TASK ITEM
Each line that includes "true" must be copied from the records.
DATA TO EXAMINE section start
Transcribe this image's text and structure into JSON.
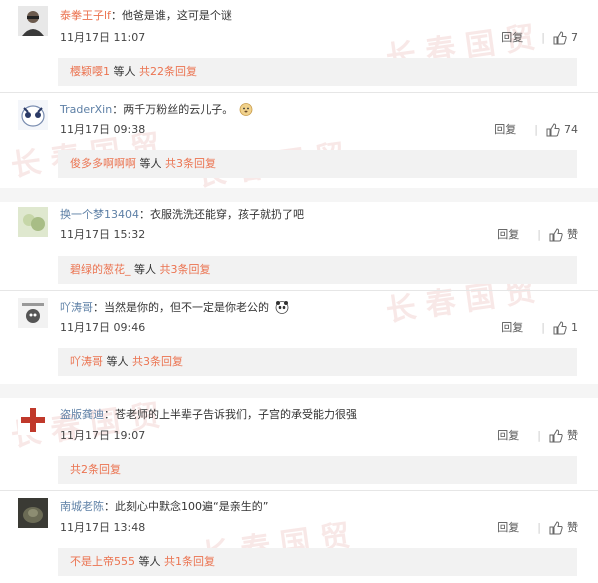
{
  "ui": {
    "reply_label": "回复",
    "like_zan": "赞",
    "people_suffix": "等人",
    "accent": "#eb7350"
  },
  "watermark": "长春国贸",
  "comments": [
    {
      "user": "泰拳王子lf",
      "text": "他爸是谁，这可是个谜",
      "date": "11月17日 11:07",
      "likes": "7",
      "sub": {
        "name": "樱颖嘤1",
        "people": "等人",
        "count": "共22条回复"
      }
    },
    {
      "user": "TraderXin",
      "text": "两千万粉丝的云儿子。",
      "date": "11月17日 09:38",
      "likes": "74",
      "sub": {
        "name": "俊多多啊啊啊",
        "people": "等人",
        "count": "共3条回复"
      }
    },
    {
      "user": "换一个梦13404",
      "text": "衣服洗洗还能穿，孩子就扔了吧",
      "date": "11月17日 15:32",
      "likes": "赞",
      "sub": {
        "name": "碧绿的葱花_",
        "people": "等人",
        "count": "共3条回复"
      }
    },
    {
      "user": "吖涛哥",
      "text": "当然是你的，但不一定是你老公的",
      "date": "11月17日 09:46",
      "likes": "1",
      "sub": {
        "name": "吖涛哥",
        "people": "等人",
        "count": "共3条回复"
      }
    },
    {
      "user": "盗版龚迪",
      "text": "苍老师的上半辈子告诉我们，子宫的承受能力很强",
      "date": "11月17日 19:07",
      "likes": "赞",
      "sub": {
        "name": "",
        "people": "",
        "count": "共2条回复"
      }
    },
    {
      "user": "南城老陈",
      "text": "此刻心中默念100遍“是亲生的”",
      "date": "11月17日 13:48",
      "likes": "赞",
      "sub": {
        "name": "不是上帝555",
        "people": "等人",
        "count": "共1条回复"
      }
    }
  ]
}
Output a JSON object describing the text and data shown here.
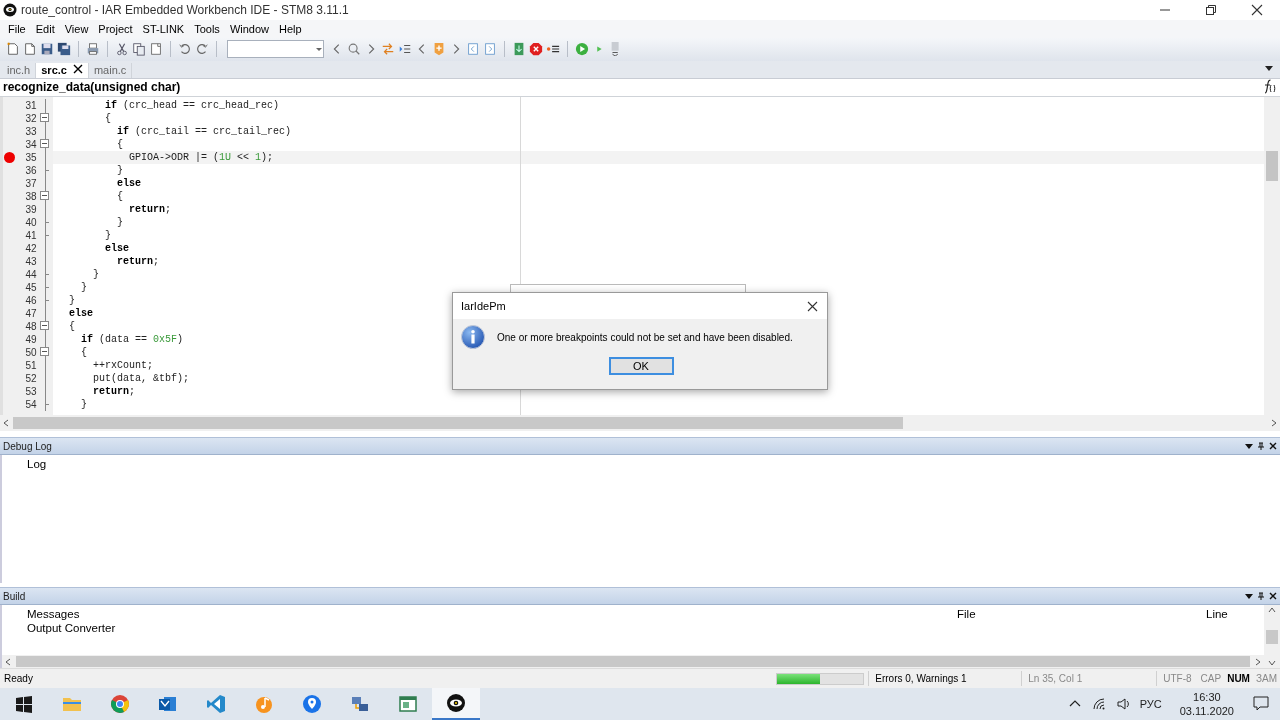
{
  "window": {
    "title": "route_control - IAR Embedded Workbench IDE - STM8 3.11.1"
  },
  "menu": [
    "File",
    "Edit",
    "View",
    "Project",
    "ST-LINK",
    "Tools",
    "Window",
    "Help"
  ],
  "tabs": [
    {
      "label": "inc.h",
      "selected": false,
      "closable": false
    },
    {
      "label": "src.c",
      "selected": true,
      "closable": true
    },
    {
      "label": "main.c",
      "selected": false,
      "closable": false
    }
  ],
  "function_bar": {
    "text": "recognize_data(unsigned char)"
  },
  "editor": {
    "lines": [
      {
        "number": "31",
        "kind": "body",
        "breakpoint": false,
        "current": false,
        "code": [
          {
            "text": "        if",
            "kind": "keyword"
          },
          {
            "text": " (crc_head == crc_head_rec)",
            "kind": "plain"
          }
        ]
      },
      {
        "number": "32",
        "kind": "open",
        "breakpoint": false,
        "current": false,
        "code": [
          {
            "text": "        {",
            "kind": "plain"
          }
        ]
      },
      {
        "number": "33",
        "kind": "body",
        "breakpoint": false,
        "current": false,
        "code": [
          {
            "text": "          if",
            "kind": "keyword"
          },
          {
            "text": " (crc_tail == crc_tail_rec)",
            "kind": "plain"
          }
        ]
      },
      {
        "number": "34",
        "kind": "open",
        "breakpoint": false,
        "current": false,
        "code": [
          {
            "text": "          {",
            "kind": "plain"
          }
        ]
      },
      {
        "number": "35",
        "kind": "body",
        "breakpoint": true,
        "current": true,
        "code": [
          {
            "text": "            GPIOA->ODR |= (",
            "kind": "plain"
          },
          {
            "text": "1U",
            "kind": "number"
          },
          {
            "text": " << ",
            "kind": "plain"
          },
          {
            "text": "1",
            "kind": "number"
          },
          {
            "text": ");",
            "kind": "plain"
          }
        ]
      },
      {
        "number": "36",
        "kind": "close",
        "breakpoint": false,
        "current": false,
        "code": [
          {
            "text": "          }",
            "kind": "plain"
          }
        ]
      },
      {
        "number": "37",
        "kind": "body",
        "breakpoint": false,
        "current": false,
        "code": [
          {
            "text": "          else",
            "kind": "keyword"
          }
        ]
      },
      {
        "number": "38",
        "kind": "open",
        "breakpoint": false,
        "current": false,
        "code": [
          {
            "text": "          {",
            "kind": "plain"
          }
        ]
      },
      {
        "number": "39",
        "kind": "body",
        "breakpoint": false,
        "current": false,
        "code": [
          {
            "text": "            return",
            "kind": "keyword"
          },
          {
            "text": ";",
            "kind": "plain"
          }
        ]
      },
      {
        "number": "40",
        "kind": "close",
        "breakpoint": false,
        "current": false,
        "code": [
          {
            "text": "          }",
            "kind": "plain"
          }
        ]
      },
      {
        "number": "41",
        "kind": "close",
        "breakpoint": false,
        "current": false,
        "code": [
          {
            "text": "        }",
            "kind": "plain"
          }
        ]
      },
      {
        "number": "42",
        "kind": "body",
        "breakpoint": false,
        "current": false,
        "code": [
          {
            "text": "        else",
            "kind": "keyword"
          }
        ]
      },
      {
        "number": "43",
        "kind": "body",
        "breakpoint": false,
        "current": false,
        "code": [
          {
            "text": "          return",
            "kind": "keyword"
          },
          {
            "text": ";",
            "kind": "plain"
          }
        ]
      },
      {
        "number": "44",
        "kind": "close",
        "breakpoint": false,
        "current": false,
        "code": [
          {
            "text": "      }",
            "kind": "plain"
          }
        ]
      },
      {
        "number": "45",
        "kind": "close",
        "breakpoint": false,
        "current": false,
        "code": [
          {
            "text": "    }",
            "kind": "plain"
          }
        ]
      },
      {
        "number": "46",
        "kind": "close",
        "breakpoint": false,
        "current": false,
        "code": [
          {
            "text": "  }",
            "kind": "plain"
          }
        ]
      },
      {
        "number": "47",
        "kind": "body",
        "breakpoint": false,
        "current": false,
        "code": [
          {
            "text": "  else",
            "kind": "keyword"
          }
        ]
      },
      {
        "number": "48",
        "kind": "open",
        "breakpoint": false,
        "current": false,
        "code": [
          {
            "text": "  {",
            "kind": "plain"
          }
        ]
      },
      {
        "number": "49",
        "kind": "body",
        "breakpoint": false,
        "current": false,
        "code": [
          {
            "text": "    if",
            "kind": "keyword"
          },
          {
            "text": " (data == ",
            "kind": "plain"
          },
          {
            "text": "0x5F",
            "kind": "number"
          },
          {
            "text": ")",
            "kind": "plain"
          }
        ]
      },
      {
        "number": "50",
        "kind": "open",
        "breakpoint": false,
        "current": false,
        "code": [
          {
            "text": "    {",
            "kind": "plain"
          }
        ]
      },
      {
        "number": "51",
        "kind": "body",
        "breakpoint": false,
        "current": false,
        "code": [
          {
            "text": "      ++rxCount;",
            "kind": "plain"
          }
        ]
      },
      {
        "number": "52",
        "kind": "body",
        "breakpoint": false,
        "current": false,
        "code": [
          {
            "text": "      put(data, &tbf);",
            "kind": "plain"
          }
        ]
      },
      {
        "number": "53",
        "kind": "body",
        "breakpoint": false,
        "current": false,
        "code": [
          {
            "text": "      return",
            "kind": "keyword"
          },
          {
            "text": ";",
            "kind": "plain"
          }
        ]
      },
      {
        "number": "54",
        "kind": "close",
        "breakpoint": false,
        "current": false,
        "code": [
          {
            "text": "    }",
            "kind": "plain"
          }
        ]
      }
    ]
  },
  "debug_log": {
    "title": "Debug Log",
    "columns": [
      "Log"
    ]
  },
  "build": {
    "title": "Build",
    "columns": [
      "Messages",
      "File",
      "Line"
    ],
    "rows": [
      {
        "message": "Output Converter"
      }
    ]
  },
  "status_bar": {
    "text": "Ready",
    "progress": {
      "level": 0.5
    },
    "errors": "Errors 0, Warnings 1",
    "position": "Ln 35, Col 1",
    "encoding": "UTF-8",
    "indicators": [
      {
        "label": "CAP",
        "on": false
      },
      {
        "label": "NUM",
        "on": true
      },
      {
        "label": "ЗАМ",
        "on": false
      }
    ]
  },
  "dialog": {
    "title": "IarIdePm",
    "message": "One or more breakpoints could not be set and have been disabled.",
    "buttons": [
      {
        "label": "OK",
        "default": true
      }
    ]
  },
  "taskbar": {
    "apps": [
      {
        "active": false
      },
      {
        "active": false
      },
      {
        "active": false
      },
      {
        "active": false
      },
      {
        "active": false
      },
      {
        "active": false
      },
      {
        "active": false
      },
      {
        "active": false
      },
      {
        "active": true
      }
    ],
    "language": "РУС",
    "time": "16:30",
    "date": "03.11.2020"
  }
}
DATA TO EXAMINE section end
WRITTEN SOLUTION
      "selected": true,
      "closable": true
        "breakpoint": true,
        "current": true,
        "on": true
        "default": true
        "active": true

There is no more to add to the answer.